The Civil Police of Rio de Janeiro honored on May 24 Matthew N. Jackson, Foreign Service officer and Diplomatic Security Service (DSS) agent with the U.S. Department of State (DOS), with one of its highest honors: the Medal of Friendship; recognizing his work in advancing international cooperation and public security in Brazil. Jackson is the first foreigner in Brazil to receive this award, which the Civil Police first began awarding in 1988.
Jackson oversees the DSS overseas investigative program at the U.S. Consulate General in Rio as the Assistant Regional Security Officer for Investigations (ARSO-I). He was recognized for his work with Brazilian law enforcement in combating transnational crime, providing assistance, and increasing its collaboration with U.S. law enforcement. According to Jackson, he and the DSS Agent teams in Rio, Sao Paulo, Recife, and at the U.S. Embassy in Brasilia have supported the Brazilians through training in law enforcement methods and techniques that are essential to Brazil’s efforts to secure its borders and fight narcotrafficking, gun violence and organized crime. At the same time, the partnership greatly helps the United States.
“This partnership,” Jackson said, “aids the United States by advancing our national security and increasing our border integrity.” He is proud of an initiative that gives U.S. law enforcement direct access to Brazilian counterparts who are proven, trustworthy partners in the sharing of information essential to investigations. Jackson highlighted another example of DSS efforts in Rio: arranging for the U.S. Bureau of Alcohol, Tobacco, Firearms and Explosives (ATF), to help train Brazilian law enforcement in their fight against gun violence. Rio de Janeiro recently created the first state-level police unit solely dedicated to combatting arms trafficking. The unit’s appreciation for the expertise provided by the ATF and DSS further cemented the existing partnership.

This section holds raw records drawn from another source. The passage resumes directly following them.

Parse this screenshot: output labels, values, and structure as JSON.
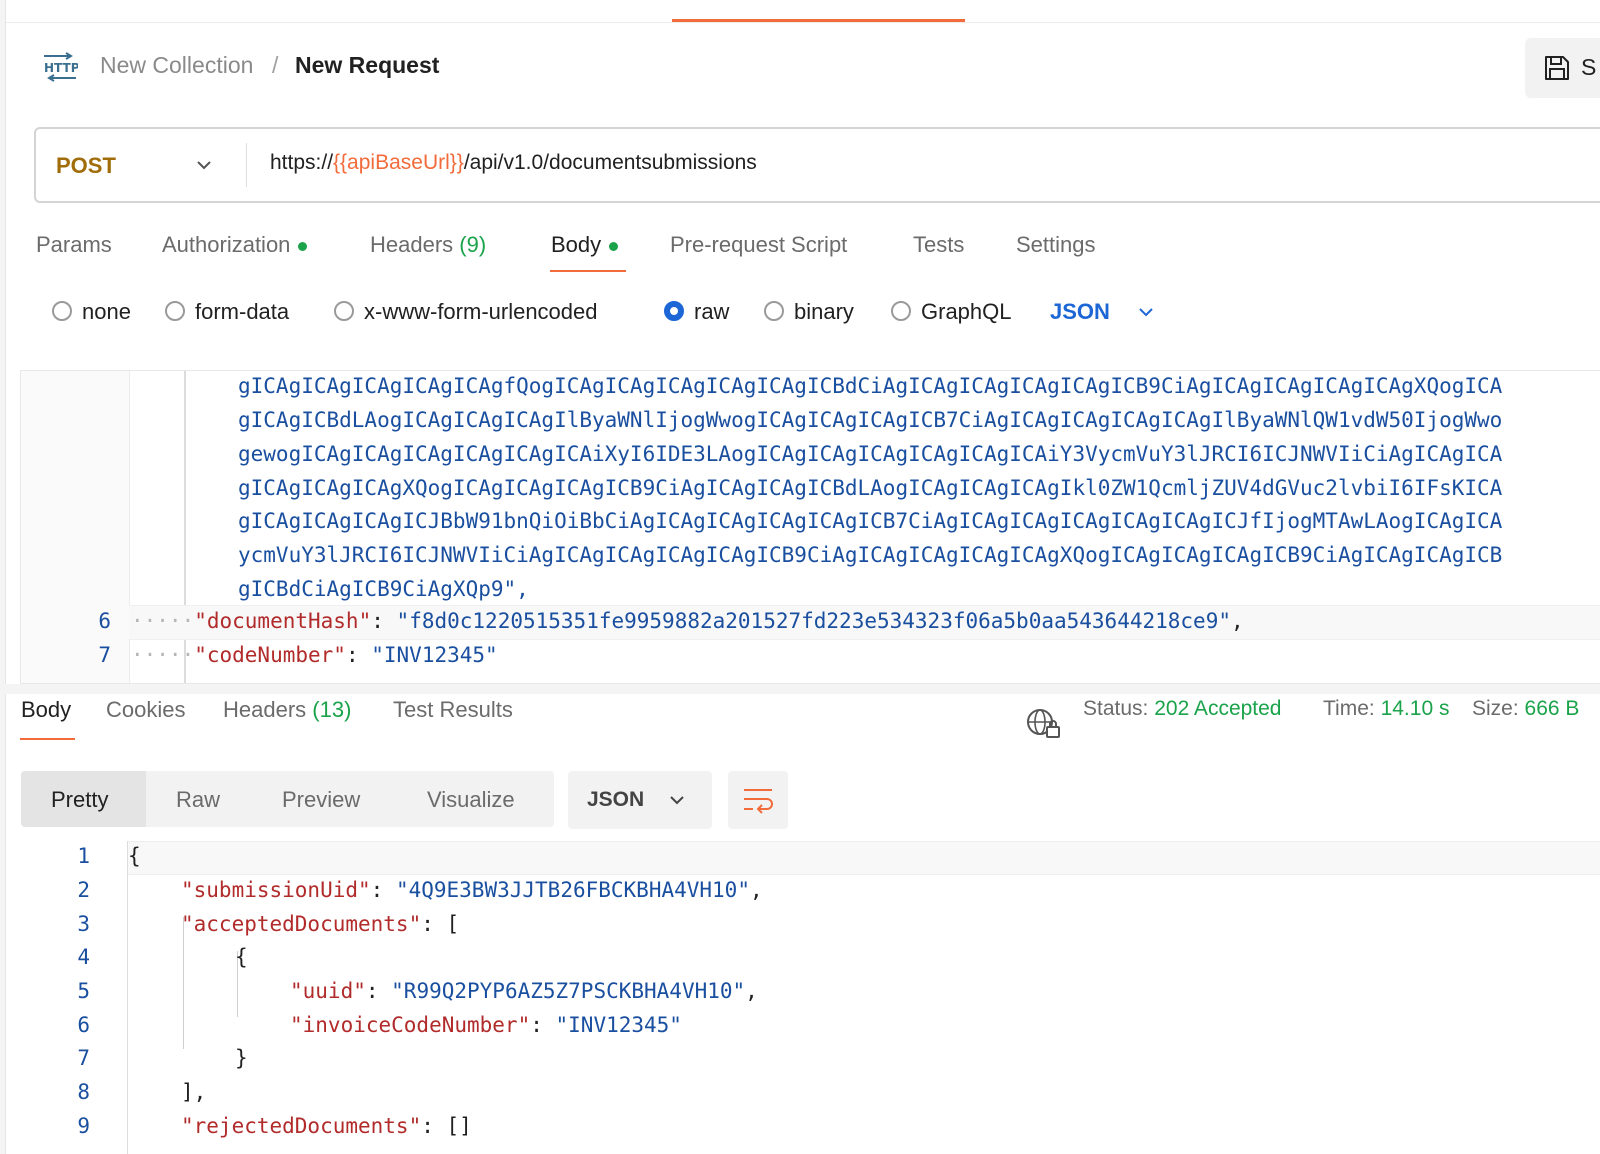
{
  "breadcrumb": {
    "collection": "New Collection",
    "separator": "/",
    "request": "New Request"
  },
  "save_button": {
    "label": "S"
  },
  "request": {
    "method": "POST",
    "url_prefix": "https://",
    "url_variable": "{{apiBaseUrl}}",
    "url_suffix": "/api/v1.0/documentsubmissions"
  },
  "request_tabs": [
    {
      "label": "Params"
    },
    {
      "label": "Authorization",
      "dot": true
    },
    {
      "label": "Headers",
      "count": "(9)"
    },
    {
      "label": "Body",
      "dot": true,
      "active": true
    },
    {
      "label": "Pre-request Script"
    },
    {
      "label": "Tests"
    },
    {
      "label": "Settings"
    }
  ],
  "body_types": [
    "none",
    "form-data",
    "x-www-form-urlencoded",
    "raw",
    "binary",
    "GraphQL"
  ],
  "body_type_selected": "raw",
  "body_format": "JSON",
  "request_editor": {
    "wrapped_lines": [
      "gICAgICAgICAgICAgICAgfQogICAgICAgICAgICAgICAgICBdCiAgICAgICAgICAgICAgICB9CiAgICAgICAgICAgICAgXQogICA",
      "gICAgICBdLAogICAgICAgICAgIlByaWNlIjogWwogICAgICAgICAgICB7CiAgICAgICAgICAgICAgIlByaWNlQW1vdW50IjogWwo",
      "gewogICAgICAgICAgICAgICAgICAiXyI6IDE3LAogICAgICAgICAgICAgICAgICAiY3VycmVuY3lJRCI6ICJNWVIiCiAgICAgICA",
      "gICAgICAgICAgXQogICAgICAgICAgICB9CiAgICAgICAgICBdLAogICAgICAgICAgIkl0ZW1QcmljZUV4dGVuc2lvbiI6IFsKICA",
      "gICAgICAgICAgICJBbW91bnQiOiBbCiAgICAgICAgICAgICAgICB7CiAgICAgICAgICAgICAgICAgICJfIjogMTAwLAogICAgICA",
      "ycmVuY3lJRCI6ICJNWVIiCiAgICAgICAgICAgICAgICB9CiAgICAgICAgICAgICAgXQogICAgICAgICAgICB9CiAgICAgICAgICB",
      "gICBdCiAgICB9CiAgXQp9\","
    ],
    "line6": {
      "number": "6",
      "dots": "·····",
      "key": "\"documentHash\"",
      "sep": ":",
      "value": "\"f8d0c1220515351fe9959882a201527fd223e534323f06a5b0aa543644218ce9\"",
      "comma": ","
    },
    "line7": {
      "number": "7",
      "dots": "·····",
      "key": "\"codeNumber\"",
      "sep": ":",
      "value": "\"INV12345\""
    }
  },
  "response_tabs": [
    {
      "label": "Body",
      "active": true
    },
    {
      "label": "Cookies"
    },
    {
      "label": "Headers",
      "count": "(13)"
    },
    {
      "label": "Test Results"
    }
  ],
  "response_status": {
    "status_label": "Status:",
    "status_value": "202 Accepted",
    "time_label": "Time:",
    "time_value": "14.10 s",
    "size_label": "Size:",
    "size_value": "666 B",
    "accent_color": "#1aa34a"
  },
  "view_modes": [
    "Pretty",
    "Raw",
    "Preview",
    "Visualize"
  ],
  "view_mode_selected": "Pretty",
  "response_format": "JSON",
  "response_lines": [
    {
      "n": "1",
      "text": "{"
    },
    {
      "n": "2",
      "key": "\"submissionUid\"",
      "value": "\"4Q9E3BW3JJTB26FBCKBHA4VH10\"",
      "tail": ","
    },
    {
      "n": "3",
      "key": "\"acceptedDocuments\"",
      "tail": "["
    },
    {
      "n": "4",
      "text": "{"
    },
    {
      "n": "5",
      "key": "\"uuid\"",
      "value": "\"R99Q2PYP6AZ5Z7PSCKBHA4VH10\"",
      "tail": ","
    },
    {
      "n": "6",
      "key": "\"invoiceCodeNumber\"",
      "value": "\"INV12345\""
    },
    {
      "n": "7",
      "text": "}"
    },
    {
      "n": "8",
      "text": "],"
    },
    {
      "n": "9",
      "key": "\"rejectedDocuments\"",
      "tail": "[]"
    }
  ],
  "colors": {
    "accent": "#f26b3a",
    "link_blue": "#1d66d6",
    "method": "#a06d0a",
    "json_key": "#b22b2b",
    "json_string": "#1a4fa0"
  }
}
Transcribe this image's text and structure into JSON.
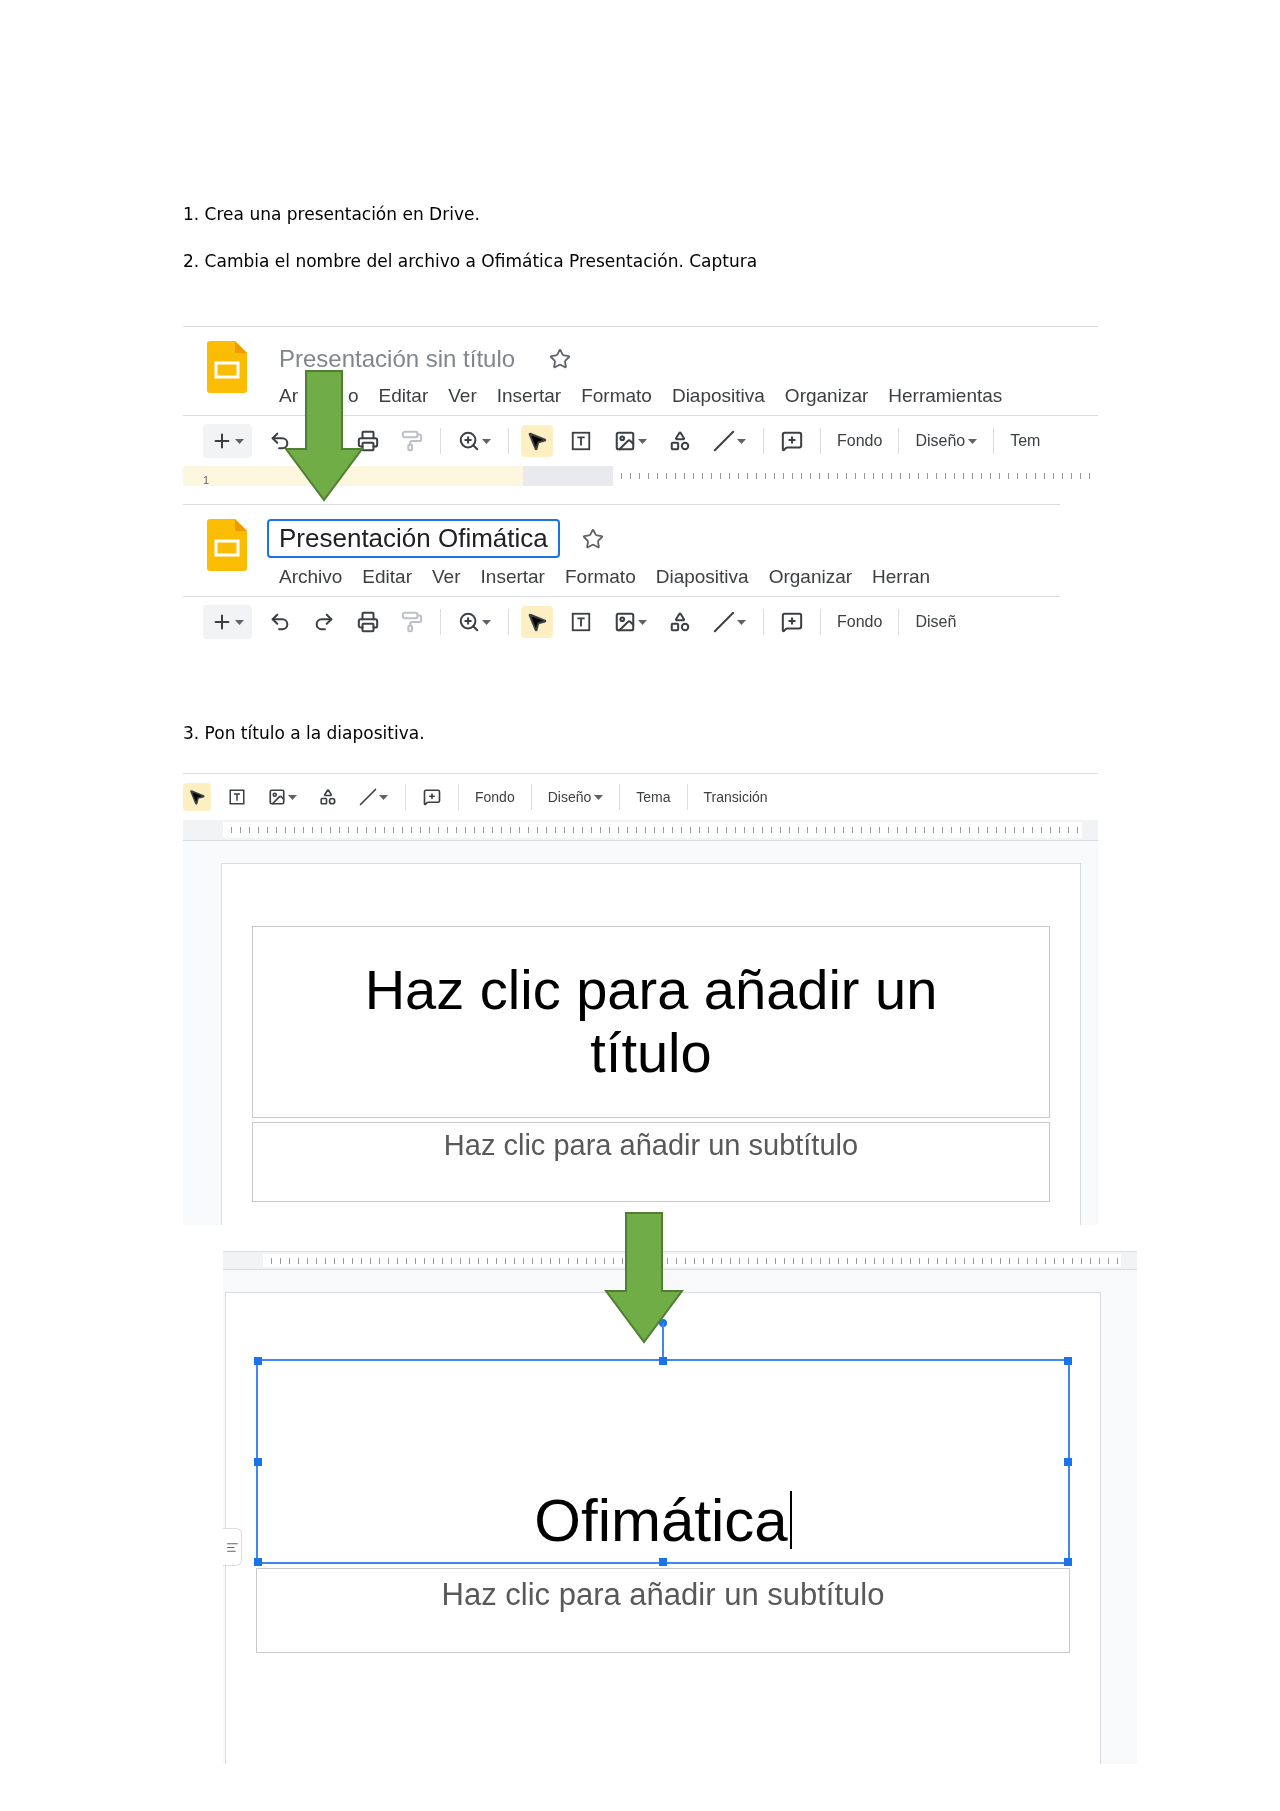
{
  "steps": [
    {
      "text": "1. Crea una presentación en Drive."
    },
    {
      "text": "2. Cambia el nombre del archivo a Ofimática Presentación. Captura"
    }
  ],
  "header_captures": [
    {
      "title": "Presentación sin título",
      "editing": false,
      "menus": [
        [
          "Ar",
          "o"
        ],
        [
          "Editar"
        ],
        [
          "Ver"
        ],
        [
          "Insertar"
        ],
        [
          "Formato"
        ],
        [
          "Diapositiva"
        ],
        [
          "Organizar"
        ],
        [
          "Herramientas"
        ]
      ],
      "pointer_selected": true,
      "buttons": [
        {
          "label": "Fondo",
          "dropdown": false
        },
        {
          "label": "Diseño",
          "dropdown": true
        },
        {
          "label": "Tem",
          "dropdown": false
        }
      ],
      "slide_number": "1"
    },
    {
      "title": "Presentación Ofimática",
      "editing": true,
      "menus": [
        [
          "Archivo"
        ],
        [
          "Editar"
        ],
        [
          "Ver"
        ],
        [
          "Insertar"
        ],
        [
          "Formato"
        ],
        [
          "Diapositiva"
        ],
        [
          "Organizar"
        ],
        [
          "Herran"
        ]
      ],
      "pointer_selected": true,
      "buttons": [
        {
          "label": "Fondo",
          "dropdown": false
        },
        {
          "label": "Diseñ",
          "dropdown": false
        }
      ]
    }
  ],
  "step_3": "3. Pon título a la diapositiva.",
  "slide_captures": [
    {
      "toolbar": {
        "pointer_selected": true,
        "buttons": [
          {
            "label": "Fondo",
            "dropdown": false
          },
          {
            "label": "Diseño",
            "dropdown": true
          },
          {
            "label": "Tema",
            "dropdown": false
          },
          {
            "label": "Transición",
            "dropdown": false
          }
        ]
      },
      "title": "Haz clic para añadir un título",
      "title_selected": false,
      "subtitle": "Haz clic para añadir un subtítulo"
    },
    {
      "title": "Ofimática",
      "title_selected": true,
      "subtitle": "Haz clic para añadir un subtítulo"
    }
  ]
}
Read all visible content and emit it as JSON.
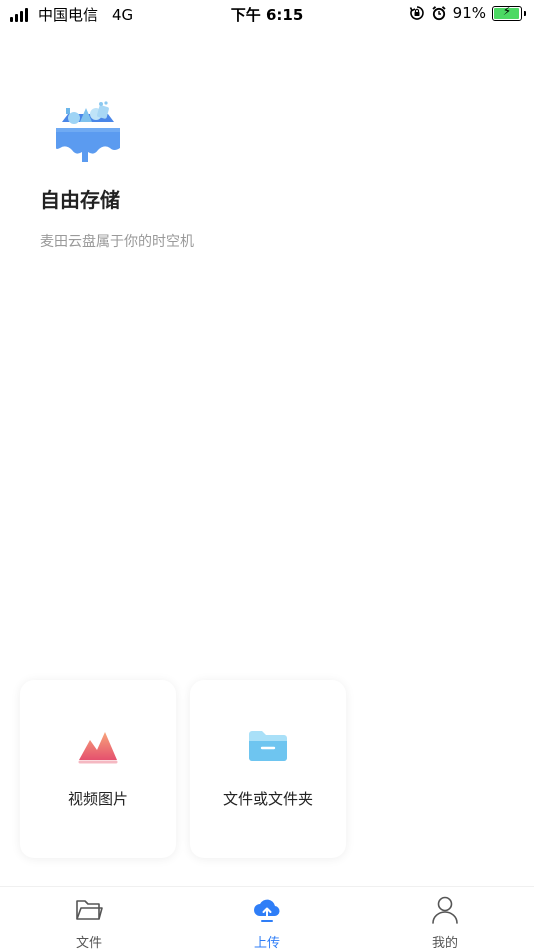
{
  "status_bar": {
    "carrier": "中国电信",
    "network": "4G",
    "time": "下午 6:15",
    "battery": "91%",
    "icons": [
      "signal-icon",
      "orientation-lock-icon",
      "alarm-icon",
      "battery-icon"
    ]
  },
  "hero": {
    "title": "自由存储",
    "subtitle": "麦田云盘属于你的时空机"
  },
  "upload_options": [
    {
      "label": "视频图片",
      "icon": "media-mountain-icon"
    },
    {
      "label": "文件或文件夹",
      "icon": "folder-icon"
    }
  ],
  "tabbar": {
    "tabs": [
      {
        "label": "文件",
        "icon": "folder-outline-icon",
        "active": false
      },
      {
        "label": "上传",
        "icon": "cloud-upload-icon",
        "active": true
      },
      {
        "label": "我的",
        "icon": "user-icon",
        "active": false
      }
    ]
  },
  "colors": {
    "accent": "#2f7ef7",
    "hero_blue": "#5b9bf0",
    "media_icon": "#ec6a7e",
    "folder_icon": "#6ec5f0",
    "subtitle_gray": "#9a9a9a"
  }
}
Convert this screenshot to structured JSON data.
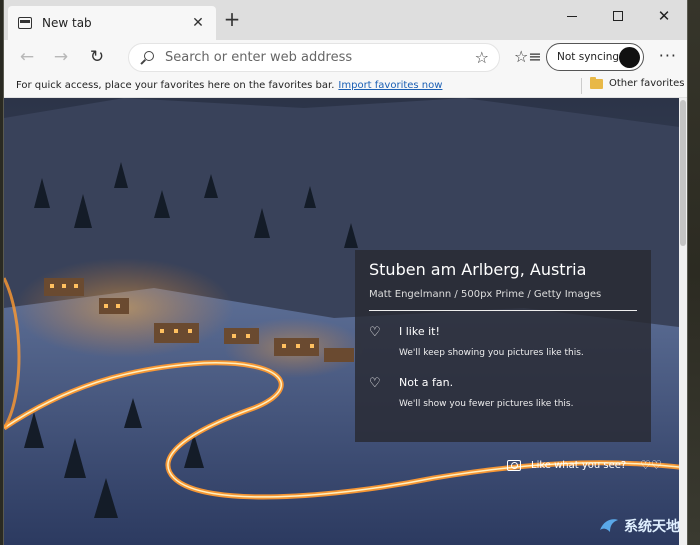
{
  "window": {
    "tab_title": "New tab",
    "new_tab_symbol": "+",
    "tab_close_symbol": "✕",
    "minimize_label": "",
    "close_symbol": "✕"
  },
  "toolbar": {
    "back_symbol": "←",
    "forward_symbol": "→",
    "refresh_symbol": "↻",
    "address_placeholder": "Search or enter web address",
    "star_symbol": "☆",
    "favorites_symbol": "☆≡",
    "sync_label": "Not syncing",
    "more_symbol": "···"
  },
  "favbar": {
    "prompt": "For quick access, place your favorites here on the favorites bar.",
    "import_link": "Import favorites now",
    "other_favorites": "Other favorites"
  },
  "photo": {
    "title": "Stuben am Arlberg, Austria",
    "credit": "Matt Engelmann / 500px Prime / Getty Images",
    "like_label": "I like it!",
    "like_sub": "We'll keep showing you pictures like this.",
    "dislike_label": "Not a fan.",
    "dislike_sub": "We'll show you fewer pictures like this.",
    "prompt": "Like what you see?",
    "heart_symbol": "♡",
    "hearts_symbol": "♡♡"
  },
  "watermark": {
    "text": "系统天地"
  },
  "colors": {
    "link": "#1a5fb4",
    "card_bg": "rgba(40,42,50,0.82)",
    "folder": "#e8b847"
  }
}
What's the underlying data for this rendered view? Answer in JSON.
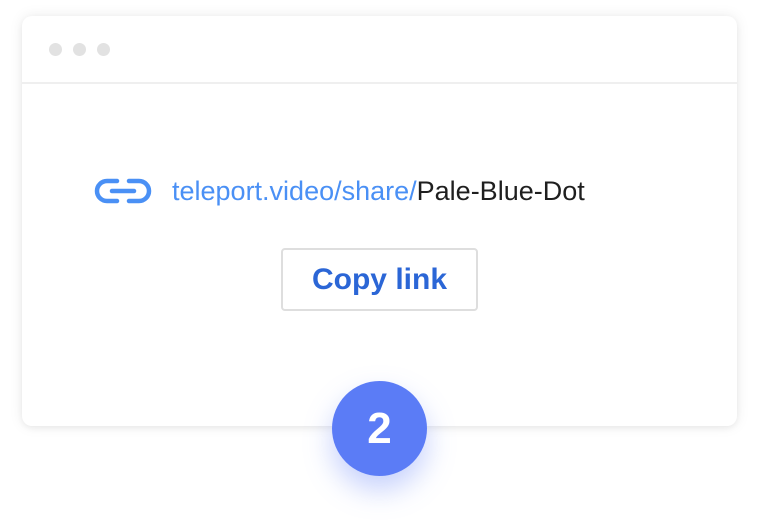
{
  "window": {
    "controls": [
      "dot",
      "dot",
      "dot"
    ]
  },
  "share": {
    "url_prefix": "teleport.video/share/",
    "url_slug": "Pale-Blue-Dot",
    "icon": "link-icon"
  },
  "actions": {
    "copy_label": "Copy link"
  },
  "step": {
    "number": "2"
  },
  "colors": {
    "link_blue": "#4a90f5",
    "button_text": "#2b66d6",
    "badge_bg": "#5b7cf6",
    "window_dots": "#e2e2e2"
  }
}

“Weapons trafficking is an enormous problem and a major concern for both the United States and Brazil, especially because it fuels drug-related violence,” Jackson said. “But our partnership with the Brazilians has yielded some powerful results in the fight against transnational crime.” Jackson then spoke of a bilateral collaboration between DSS, other U.S. law enforcement agencies and the Brazilians that resulted in the largest cocaine seizure ever in in the Costa Verde region of Rio de Janeiro.
His two years as ARSO-I in Rio have been personally satisfying by providing the opportunity to blend diplomacy with law enforcement, two professions with very different perspectives and approaches to issues. “I have seen how the intersection between law enforcement and diplomacy increases U.S. national security while also bolstering the partner nation’s efforts to improve its own security,” Jackson said. “Everyone wins.”
As ARSO-I, Jackson works very closely with the Consular Affairs unit of the Rio Consulate, which controls the issuance of immigrant and non-immigrant visas for foreigners wanting to visit or resettle in the United States. “Consular’s process for evaluating visa applicants is the first line of defense against those who wish to enter the United States and cause us harm,” Jackson said. “One of my principal duties is to assist my colleagues as they work to guarantee that only legitimate applicants are able to travel while ensuring that others are thwarted from obtaining visa to enter the United States. Information sharing between the United States and Brazilian law enforcement is critical to that process. Brazil provides a beautiful example of the benefits to the United States of close cooperation with a partner country.”
Jackson joined DOS in 2010. His prior postings were in the New York Field Office and Yemen. A native of New York City, he is a graduate of Harvard University and the University of Virginia School of Law.